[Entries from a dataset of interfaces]
+ + + + + + +
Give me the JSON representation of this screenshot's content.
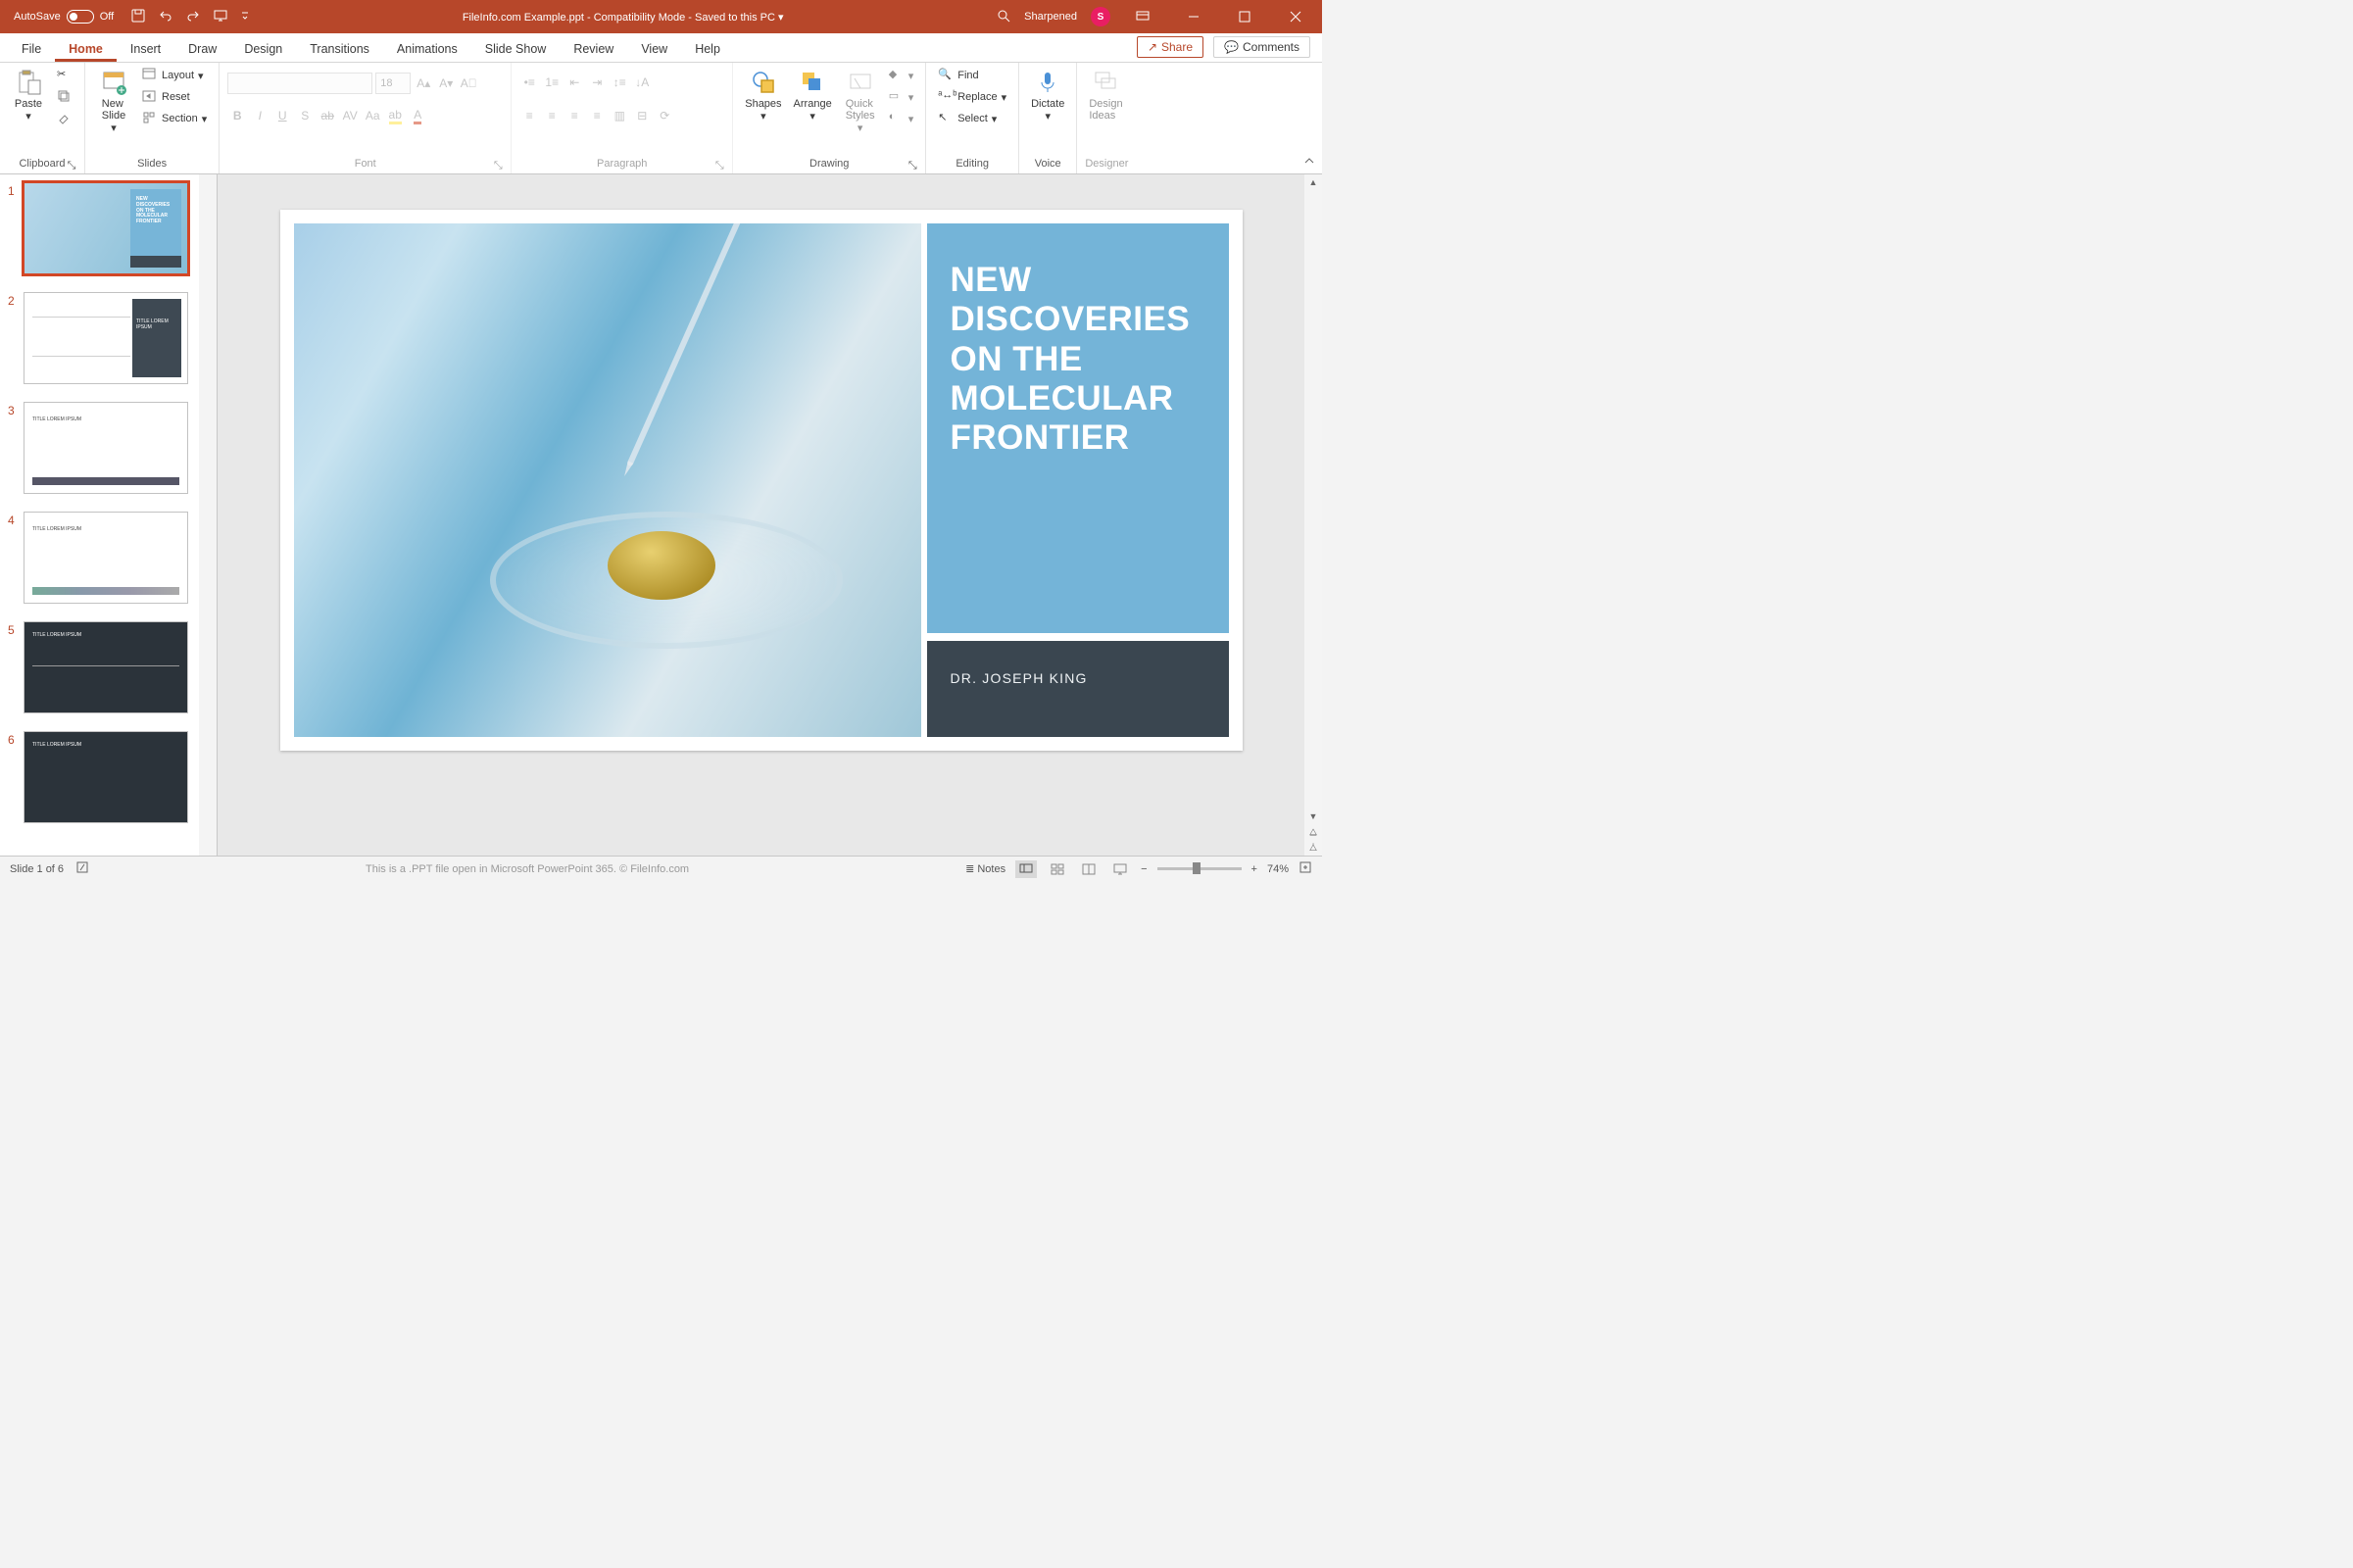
{
  "titlebar": {
    "autosave_label": "AutoSave",
    "autosave_state": "Off",
    "doc_title": "FileInfo.com Example.ppt  -  Compatibility Mode  -  Saved to this PC",
    "user": "Sharpened",
    "user_initial": "S"
  },
  "tabs": {
    "items": [
      "File",
      "Home",
      "Insert",
      "Draw",
      "Design",
      "Transitions",
      "Animations",
      "Slide Show",
      "Review",
      "View",
      "Help"
    ],
    "active": "Home",
    "share": "Share",
    "comments": "Comments"
  },
  "ribbon": {
    "clipboard": {
      "paste": "Paste",
      "label": "Clipboard"
    },
    "slides": {
      "new_slide": "New\nSlide",
      "layout": "Layout",
      "reset": "Reset",
      "section": "Section",
      "label": "Slides"
    },
    "font": {
      "size": "18",
      "label": "Font"
    },
    "paragraph": {
      "label": "Paragraph"
    },
    "drawing": {
      "shapes": "Shapes",
      "arrange": "Arrange",
      "quick_styles": "Quick\nStyles",
      "label": "Drawing"
    },
    "editing": {
      "find": "Find",
      "replace": "Replace",
      "select": "Select",
      "label": "Editing"
    },
    "voice": {
      "dictate": "Dictate",
      "label": "Voice"
    },
    "designer": {
      "design_ideas": "Design\nIdeas",
      "label": "Designer"
    }
  },
  "thumbnails": {
    "count": 6,
    "selected": 1,
    "slide1_title": "NEW DISCOVERIES ON THE MOLECULAR FRONTIER",
    "generic_title": "TITLE LOREM IPSUM"
  },
  "slide": {
    "title": "NEW DISCOVERIES ON THE MOLECULAR FRONTIER",
    "author": "DR. JOSEPH KING"
  },
  "statusbar": {
    "slide_no": "Slide 1 of 6",
    "notes": "Notes",
    "watermark": "This is a .PPT file open in Microsoft PowerPoint 365. © FileInfo.com",
    "zoom": "74%"
  }
}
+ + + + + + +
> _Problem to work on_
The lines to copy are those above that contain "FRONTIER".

> _Solution to this exercise_
    "slide1_title": "NEW DISCOVERIES ON THE MOLECULAR FRONTIER",
    "title": "NEW DISCOVERIES ON THE MOLECULAR FRONTIER",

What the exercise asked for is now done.